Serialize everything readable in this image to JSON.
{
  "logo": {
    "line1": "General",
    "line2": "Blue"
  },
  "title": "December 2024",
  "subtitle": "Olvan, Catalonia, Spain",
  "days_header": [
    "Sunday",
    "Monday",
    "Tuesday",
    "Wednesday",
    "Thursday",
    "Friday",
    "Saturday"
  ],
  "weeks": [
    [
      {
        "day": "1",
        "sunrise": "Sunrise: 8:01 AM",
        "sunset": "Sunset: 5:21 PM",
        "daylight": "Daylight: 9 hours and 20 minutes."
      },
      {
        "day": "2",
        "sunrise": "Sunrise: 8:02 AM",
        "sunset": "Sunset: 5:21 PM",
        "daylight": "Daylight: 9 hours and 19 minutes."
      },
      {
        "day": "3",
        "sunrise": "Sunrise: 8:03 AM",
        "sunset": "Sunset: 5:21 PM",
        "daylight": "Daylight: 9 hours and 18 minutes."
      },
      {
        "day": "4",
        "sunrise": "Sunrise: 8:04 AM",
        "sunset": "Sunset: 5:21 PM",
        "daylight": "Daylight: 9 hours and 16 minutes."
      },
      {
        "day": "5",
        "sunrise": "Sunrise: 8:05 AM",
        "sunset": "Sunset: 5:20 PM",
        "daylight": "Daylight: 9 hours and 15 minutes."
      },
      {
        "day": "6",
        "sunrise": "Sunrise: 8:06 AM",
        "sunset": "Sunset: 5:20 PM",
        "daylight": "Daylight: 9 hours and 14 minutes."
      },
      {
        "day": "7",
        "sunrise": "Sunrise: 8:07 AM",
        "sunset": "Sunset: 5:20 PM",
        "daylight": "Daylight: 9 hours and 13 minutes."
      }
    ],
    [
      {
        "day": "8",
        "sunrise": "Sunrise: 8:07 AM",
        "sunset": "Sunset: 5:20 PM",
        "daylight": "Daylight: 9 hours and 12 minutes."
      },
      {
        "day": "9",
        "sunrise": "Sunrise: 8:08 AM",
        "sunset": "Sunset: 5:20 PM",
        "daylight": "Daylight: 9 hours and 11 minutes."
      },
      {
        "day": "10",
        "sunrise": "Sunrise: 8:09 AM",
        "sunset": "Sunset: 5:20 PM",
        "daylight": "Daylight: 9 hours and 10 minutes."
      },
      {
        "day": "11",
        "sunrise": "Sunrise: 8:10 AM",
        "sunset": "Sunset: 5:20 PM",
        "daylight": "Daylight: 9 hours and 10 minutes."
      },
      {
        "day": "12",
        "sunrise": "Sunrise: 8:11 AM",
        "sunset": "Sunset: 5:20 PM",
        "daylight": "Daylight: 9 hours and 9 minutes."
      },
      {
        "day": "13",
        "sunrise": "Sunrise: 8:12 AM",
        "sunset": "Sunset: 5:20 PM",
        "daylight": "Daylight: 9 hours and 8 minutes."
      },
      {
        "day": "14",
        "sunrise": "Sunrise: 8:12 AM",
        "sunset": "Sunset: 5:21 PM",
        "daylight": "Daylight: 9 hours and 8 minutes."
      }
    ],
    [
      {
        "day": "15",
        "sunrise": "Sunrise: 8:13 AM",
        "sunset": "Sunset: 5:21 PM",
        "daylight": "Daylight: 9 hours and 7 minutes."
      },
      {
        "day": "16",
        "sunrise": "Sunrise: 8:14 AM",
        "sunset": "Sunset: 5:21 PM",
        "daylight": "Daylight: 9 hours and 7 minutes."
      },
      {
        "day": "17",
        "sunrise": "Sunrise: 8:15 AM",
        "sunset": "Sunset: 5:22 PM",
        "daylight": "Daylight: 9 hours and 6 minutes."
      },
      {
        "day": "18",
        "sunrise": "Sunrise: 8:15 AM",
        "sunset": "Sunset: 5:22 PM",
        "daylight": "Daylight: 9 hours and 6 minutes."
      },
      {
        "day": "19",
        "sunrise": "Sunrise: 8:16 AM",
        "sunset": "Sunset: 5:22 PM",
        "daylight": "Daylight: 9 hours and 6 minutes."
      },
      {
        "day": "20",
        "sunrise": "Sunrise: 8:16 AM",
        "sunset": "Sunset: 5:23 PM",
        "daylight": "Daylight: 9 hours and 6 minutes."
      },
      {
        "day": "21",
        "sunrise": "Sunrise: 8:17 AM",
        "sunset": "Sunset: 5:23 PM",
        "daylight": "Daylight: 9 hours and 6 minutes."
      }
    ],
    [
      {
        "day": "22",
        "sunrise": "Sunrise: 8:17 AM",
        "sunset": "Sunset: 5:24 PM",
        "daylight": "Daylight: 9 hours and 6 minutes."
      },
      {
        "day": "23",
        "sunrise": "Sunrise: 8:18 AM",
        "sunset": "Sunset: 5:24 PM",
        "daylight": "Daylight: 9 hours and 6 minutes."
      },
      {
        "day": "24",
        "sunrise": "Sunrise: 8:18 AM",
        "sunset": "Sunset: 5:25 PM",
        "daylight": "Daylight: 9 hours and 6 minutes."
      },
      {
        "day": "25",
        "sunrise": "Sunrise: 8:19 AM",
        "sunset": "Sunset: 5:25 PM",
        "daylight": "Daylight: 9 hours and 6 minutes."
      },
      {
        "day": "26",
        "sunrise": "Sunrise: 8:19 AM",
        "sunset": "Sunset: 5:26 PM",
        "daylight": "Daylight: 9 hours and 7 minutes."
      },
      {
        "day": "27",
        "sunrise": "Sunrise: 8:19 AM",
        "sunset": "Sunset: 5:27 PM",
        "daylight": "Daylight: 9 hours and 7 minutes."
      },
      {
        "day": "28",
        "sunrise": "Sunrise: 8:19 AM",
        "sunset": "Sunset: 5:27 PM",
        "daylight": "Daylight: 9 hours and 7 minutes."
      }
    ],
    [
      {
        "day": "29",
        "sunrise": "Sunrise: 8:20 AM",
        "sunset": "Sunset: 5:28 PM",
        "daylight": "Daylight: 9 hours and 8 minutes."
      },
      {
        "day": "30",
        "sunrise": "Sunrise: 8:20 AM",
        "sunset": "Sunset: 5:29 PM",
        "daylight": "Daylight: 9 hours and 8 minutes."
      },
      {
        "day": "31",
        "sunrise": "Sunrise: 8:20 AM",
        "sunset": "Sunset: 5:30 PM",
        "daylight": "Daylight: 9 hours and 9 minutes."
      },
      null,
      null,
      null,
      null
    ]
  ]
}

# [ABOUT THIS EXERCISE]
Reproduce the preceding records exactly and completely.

# [RESULT FOR THIS EXERCISE]
Serialize everything readable in this image to JSON.
{
  "logo": {
    "line1": "General",
    "line2": "Blue"
  },
  "title": "December 2024",
  "subtitle": "Olvan, Catalonia, Spain",
  "days_header": [
    "Sunday",
    "Monday",
    "Tuesday",
    "Wednesday",
    "Thursday",
    "Friday",
    "Saturday"
  ],
  "weeks": [
    [
      {
        "day": "1",
        "sunrise": "Sunrise: 8:01 AM",
        "sunset": "Sunset: 5:21 PM",
        "daylight": "Daylight: 9 hours and 20 minutes."
      },
      {
        "day": "2",
        "sunrise": "Sunrise: 8:02 AM",
        "sunset": "Sunset: 5:21 PM",
        "daylight": "Daylight: 9 hours and 19 minutes."
      },
      {
        "day": "3",
        "sunrise": "Sunrise: 8:03 AM",
        "sunset": "Sunset: 5:21 PM",
        "daylight": "Daylight: 9 hours and 18 minutes."
      },
      {
        "day": "4",
        "sunrise": "Sunrise: 8:04 AM",
        "sunset": "Sunset: 5:21 PM",
        "daylight": "Daylight: 9 hours and 16 minutes."
      },
      {
        "day": "5",
        "sunrise": "Sunrise: 8:05 AM",
        "sunset": "Sunset: 5:20 PM",
        "daylight": "Daylight: 9 hours and 15 minutes."
      },
      {
        "day": "6",
        "sunrise": "Sunrise: 8:06 AM",
        "sunset": "Sunset: 5:20 PM",
        "daylight": "Daylight: 9 hours and 14 minutes."
      },
      {
        "day": "7",
        "sunrise": "Sunrise: 8:07 AM",
        "sunset": "Sunset: 5:20 PM",
        "daylight": "Daylight: 9 hours and 13 minutes."
      }
    ],
    [
      {
        "day": "8",
        "sunrise": "Sunrise: 8:07 AM",
        "sunset": "Sunset: 5:20 PM",
        "daylight": "Daylight: 9 hours and 12 minutes."
      },
      {
        "day": "9",
        "sunrise": "Sunrise: 8:08 AM",
        "sunset": "Sunset: 5:20 PM",
        "daylight": "Daylight: 9 hours and 11 minutes."
      },
      {
        "day": "10",
        "sunrise": "Sunrise: 8:09 AM",
        "sunset": "Sunset: 5:20 PM",
        "daylight": "Daylight: 9 hours and 10 minutes."
      },
      {
        "day": "11",
        "sunrise": "Sunrise: 8:10 AM",
        "sunset": "Sunset: 5:20 PM",
        "daylight": "Daylight: 9 hours and 10 minutes."
      },
      {
        "day": "12",
        "sunrise": "Sunrise: 8:11 AM",
        "sunset": "Sunset: 5:20 PM",
        "daylight": "Daylight: 9 hours and 9 minutes."
      },
      {
        "day": "13",
        "sunrise": "Sunrise: 8:12 AM",
        "sunset": "Sunset: 5:20 PM",
        "daylight": "Daylight: 9 hours and 8 minutes."
      },
      {
        "day": "14",
        "sunrise": "Sunrise: 8:12 AM",
        "sunset": "Sunset: 5:21 PM",
        "daylight": "Daylight: 9 hours and 8 minutes."
      }
    ],
    [
      {
        "day": "15",
        "sunrise": "Sunrise: 8:13 AM",
        "sunset": "Sunset: 5:21 PM",
        "daylight": "Daylight: 9 hours and 7 minutes."
      },
      {
        "day": "16",
        "sunrise": "Sunrise: 8:14 AM",
        "sunset": "Sunset: 5:21 PM",
        "daylight": "Daylight: 9 hours and 7 minutes."
      },
      {
        "day": "17",
        "sunrise": "Sunrise: 8:15 AM",
        "sunset": "Sunset: 5:22 PM",
        "daylight": "Daylight: 9 hours and 6 minutes."
      },
      {
        "day": "18",
        "sunrise": "Sunrise: 8:15 AM",
        "sunset": "Sunset: 5:22 PM",
        "daylight": "Daylight: 9 hours and 6 minutes."
      },
      {
        "day": "19",
        "sunrise": "Sunrise: 8:16 AM",
        "sunset": "Sunset: 5:22 PM",
        "daylight": "Daylight: 9 hours and 6 minutes."
      },
      {
        "day": "20",
        "sunrise": "Sunrise: 8:16 AM",
        "sunset": "Sunset: 5:23 PM",
        "daylight": "Daylight: 9 hours and 6 minutes."
      },
      {
        "day": "21",
        "sunrise": "Sunrise: 8:17 AM",
        "sunset": "Sunset: 5:23 PM",
        "daylight": "Daylight: 9 hours and 6 minutes."
      }
    ],
    [
      {
        "day": "22",
        "sunrise": "Sunrise: 8:17 AM",
        "sunset": "Sunset: 5:24 PM",
        "daylight": "Daylight: 9 hours and 6 minutes."
      },
      {
        "day": "23",
        "sunrise": "Sunrise: 8:18 AM",
        "sunset": "Sunset: 5:24 PM",
        "daylight": "Daylight: 9 hours and 6 minutes."
      },
      {
        "day": "24",
        "sunrise": "Sunrise: 8:18 AM",
        "sunset": "Sunset: 5:25 PM",
        "daylight": "Daylight: 9 hours and 6 minutes."
      },
      {
        "day": "25",
        "sunrise": "Sunrise: 8:19 AM",
        "sunset": "Sunset: 5:25 PM",
        "daylight": "Daylight: 9 hours and 6 minutes."
      },
      {
        "day": "26",
        "sunrise": "Sunrise: 8:19 AM",
        "sunset": "Sunset: 5:26 PM",
        "daylight": "Daylight: 9 hours and 7 minutes."
      },
      {
        "day": "27",
        "sunrise": "Sunrise: 8:19 AM",
        "sunset": "Sunset: 5:27 PM",
        "daylight": "Daylight: 9 hours and 7 minutes."
      },
      {
        "day": "28",
        "sunrise": "Sunrise: 8:19 AM",
        "sunset": "Sunset: 5:27 PM",
        "daylight": "Daylight: 9 hours and 7 minutes."
      }
    ],
    [
      {
        "day": "29",
        "sunrise": "Sunrise: 8:20 AM",
        "sunset": "Sunset: 5:28 PM",
        "daylight": "Daylight: 9 hours and 8 minutes."
      },
      {
        "day": "30",
        "sunrise": "Sunrise: 8:20 AM",
        "sunset": "Sunset: 5:29 PM",
        "daylight": "Daylight: 9 hours and 8 minutes."
      },
      {
        "day": "31",
        "sunrise": "Sunrise: 8:20 AM",
        "sunset": "Sunset: 5:30 PM",
        "daylight": "Daylight: 9 hours and 9 minutes."
      },
      null,
      null,
      null,
      null
    ]
  ]
}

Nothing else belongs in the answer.